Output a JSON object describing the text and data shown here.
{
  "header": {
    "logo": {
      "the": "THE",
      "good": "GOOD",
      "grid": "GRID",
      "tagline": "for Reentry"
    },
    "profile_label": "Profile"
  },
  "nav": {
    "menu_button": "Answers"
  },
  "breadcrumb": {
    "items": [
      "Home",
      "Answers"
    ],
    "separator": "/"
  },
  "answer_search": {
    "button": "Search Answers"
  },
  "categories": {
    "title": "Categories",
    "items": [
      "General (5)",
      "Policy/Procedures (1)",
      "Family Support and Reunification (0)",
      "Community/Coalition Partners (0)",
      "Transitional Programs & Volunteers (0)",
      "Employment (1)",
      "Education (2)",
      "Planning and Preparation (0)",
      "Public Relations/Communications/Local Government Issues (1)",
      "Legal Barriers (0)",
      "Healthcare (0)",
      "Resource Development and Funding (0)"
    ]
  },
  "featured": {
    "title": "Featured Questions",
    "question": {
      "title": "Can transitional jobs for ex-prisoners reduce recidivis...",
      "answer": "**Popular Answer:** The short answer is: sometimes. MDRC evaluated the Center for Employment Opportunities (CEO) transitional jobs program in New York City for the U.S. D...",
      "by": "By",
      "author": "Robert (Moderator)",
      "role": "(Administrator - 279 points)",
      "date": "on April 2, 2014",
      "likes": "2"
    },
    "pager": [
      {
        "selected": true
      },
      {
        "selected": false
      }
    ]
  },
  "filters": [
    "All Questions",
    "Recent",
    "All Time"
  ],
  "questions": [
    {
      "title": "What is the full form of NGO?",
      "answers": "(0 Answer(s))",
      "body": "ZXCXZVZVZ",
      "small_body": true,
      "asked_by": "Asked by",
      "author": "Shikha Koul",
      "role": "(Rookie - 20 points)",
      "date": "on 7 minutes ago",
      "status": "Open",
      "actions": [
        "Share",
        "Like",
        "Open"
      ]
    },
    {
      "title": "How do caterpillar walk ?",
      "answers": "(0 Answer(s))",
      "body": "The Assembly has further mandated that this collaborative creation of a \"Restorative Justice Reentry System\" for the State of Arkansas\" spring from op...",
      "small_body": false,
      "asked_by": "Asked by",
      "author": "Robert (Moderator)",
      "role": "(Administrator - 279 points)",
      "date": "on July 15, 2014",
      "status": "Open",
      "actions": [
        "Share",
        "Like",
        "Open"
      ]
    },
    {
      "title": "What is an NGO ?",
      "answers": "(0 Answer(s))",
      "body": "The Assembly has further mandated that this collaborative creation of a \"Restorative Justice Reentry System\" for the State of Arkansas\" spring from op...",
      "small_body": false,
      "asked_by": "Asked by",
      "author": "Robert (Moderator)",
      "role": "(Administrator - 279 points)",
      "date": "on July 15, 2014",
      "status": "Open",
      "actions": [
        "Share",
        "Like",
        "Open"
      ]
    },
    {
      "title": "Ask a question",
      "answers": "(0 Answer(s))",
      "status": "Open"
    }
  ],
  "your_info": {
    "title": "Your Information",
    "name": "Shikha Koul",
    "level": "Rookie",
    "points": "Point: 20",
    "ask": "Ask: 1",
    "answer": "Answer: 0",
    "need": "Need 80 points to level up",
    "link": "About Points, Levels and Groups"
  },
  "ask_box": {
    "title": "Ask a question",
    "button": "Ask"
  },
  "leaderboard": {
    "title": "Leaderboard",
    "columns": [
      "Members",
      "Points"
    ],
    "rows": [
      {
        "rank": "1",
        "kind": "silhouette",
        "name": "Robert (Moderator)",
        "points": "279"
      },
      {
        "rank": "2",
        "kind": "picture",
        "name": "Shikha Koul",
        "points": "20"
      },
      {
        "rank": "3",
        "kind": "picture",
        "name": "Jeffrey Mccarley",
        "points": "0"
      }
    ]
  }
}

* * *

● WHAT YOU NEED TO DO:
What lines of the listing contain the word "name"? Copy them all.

● YOUR SOLUTION:
    "name": "Shikha Koul",
        "name": "Robert (Moderator)",
        "name": "Shikha Koul",
        "name": "Jeffrey Mccarley",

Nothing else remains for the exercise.